So, if you didn’t have a monitor and couldn’t see this snowglobe, you could ask me to describe it.
Close your eyes and imagine: there is a beautiful tiny birdcage with a steampunk feel, brass bands and hardware, tucked inside a snowglobe. On the outside of the cage, perched on the open door, is a mechanical duck. At least I think it’s a duck. It’s some kind of waterfowl. If you peer inside the birdcage itself, you’ll see a little swing, but wait … there’s a man on the swing. He doesn’t appear to be unhappy, in fact, if I could read the mind of a teeny tiny man, I’d say he’s listening to something classical on a Victrola. Did I mention there’s a Victrola?
Or, as one viewer said, “I get it: you have a mechanical duck with a pet person.”
Yeah, that’s about it.
Here is the interior of the globe (two views), take a quick peek and see if this is what you imagined. Truth is, I love the way it turned out, but I had no idea until I finished it how it would look. I’ll tell you how my creative process worked. It’s the equivalent of writing a murder mystery and having your characters tell you who dunnit, instead of writing it as planned.
So my creative process leads me as much as I lead it; and I’m a happy follower sometimes when I surprise myself.
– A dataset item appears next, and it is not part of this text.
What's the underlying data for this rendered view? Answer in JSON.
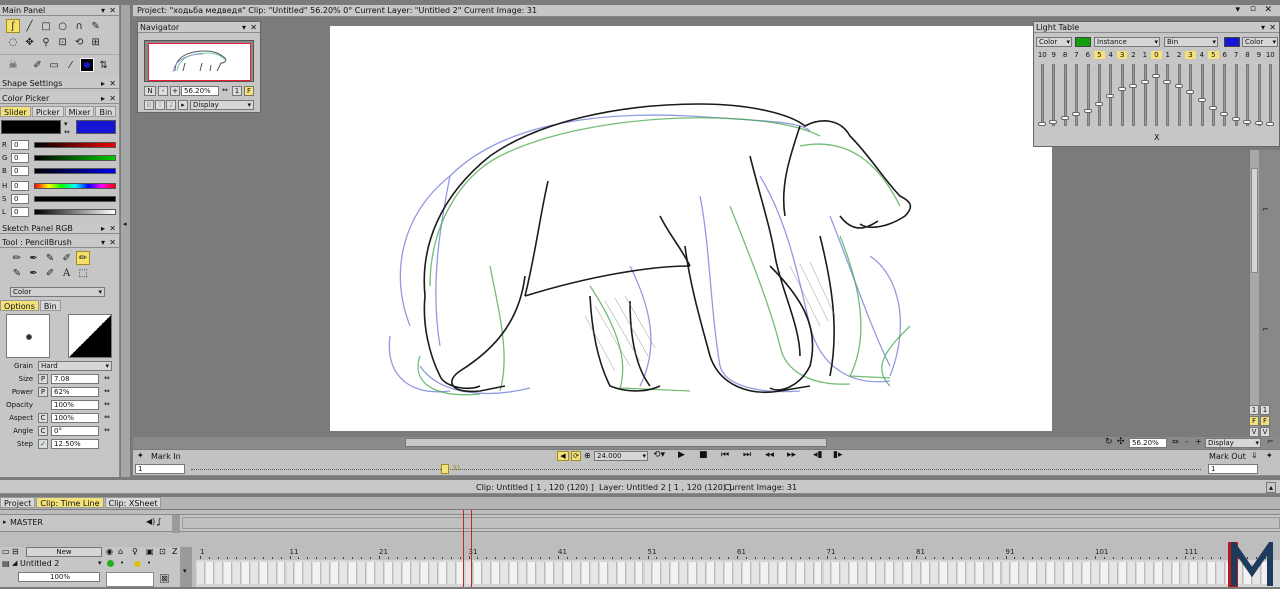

It started with a birdcage and the thought: how would a steampunk birdcage look? And I added an elaborate base, brass and hardware, then a weathervane made from a clock hand, just to balance the piece and draw interest to the top as well as base. I thought putting a bird inside the cage was too easy, so I decided to build a metal bird and let him be outside, so he had a choice. The bird came together well, and I found watch pieces that were left and right shapes that reminded me of wings, not bad. I found a metal bead for the body and a brass bead for the head. Nothing I had was right for the beak, so I fumbled around and decided to cut a cone-shape in half to make it work.
But the cone-shape didn’t look like a beak to me. Not at all. It said “gas mask.” Now, I don’t stop and ask myself: why would a mechical bird need a gas mask, instead I decided to go all out and add aviator goggles. Nice touch if I do say myself. (And remember, this whole sculpture is 2.5 inches tall, so when I can make bird goggles that are a quarter of an inch tall, it’s a good day.)
Then I take a look at the cage … seems so empty. But I don’t want another bird, and suddenly it strikes me, “why not put a person inside the cage, and have the bird outside?” Okay … but I have to work to get a tiny man who doesn’t look unhappy, because that’s not the point, he’s not a prisoner, he’s just in the cage by choice. It hits me: what would make me happy sitting inside an open bird cage? Music! So I add the tiny gramophone and I’m pleased.
The globe base is embellished with metal feathers, and I have a plate engraved. As a nod to the great Maya Angelou, “Why the Free Bird Sings.”
Here’s a slide show including the finished globe with a shower of metallic dust sparkling down on my mechanical duck and his pet person. Why not?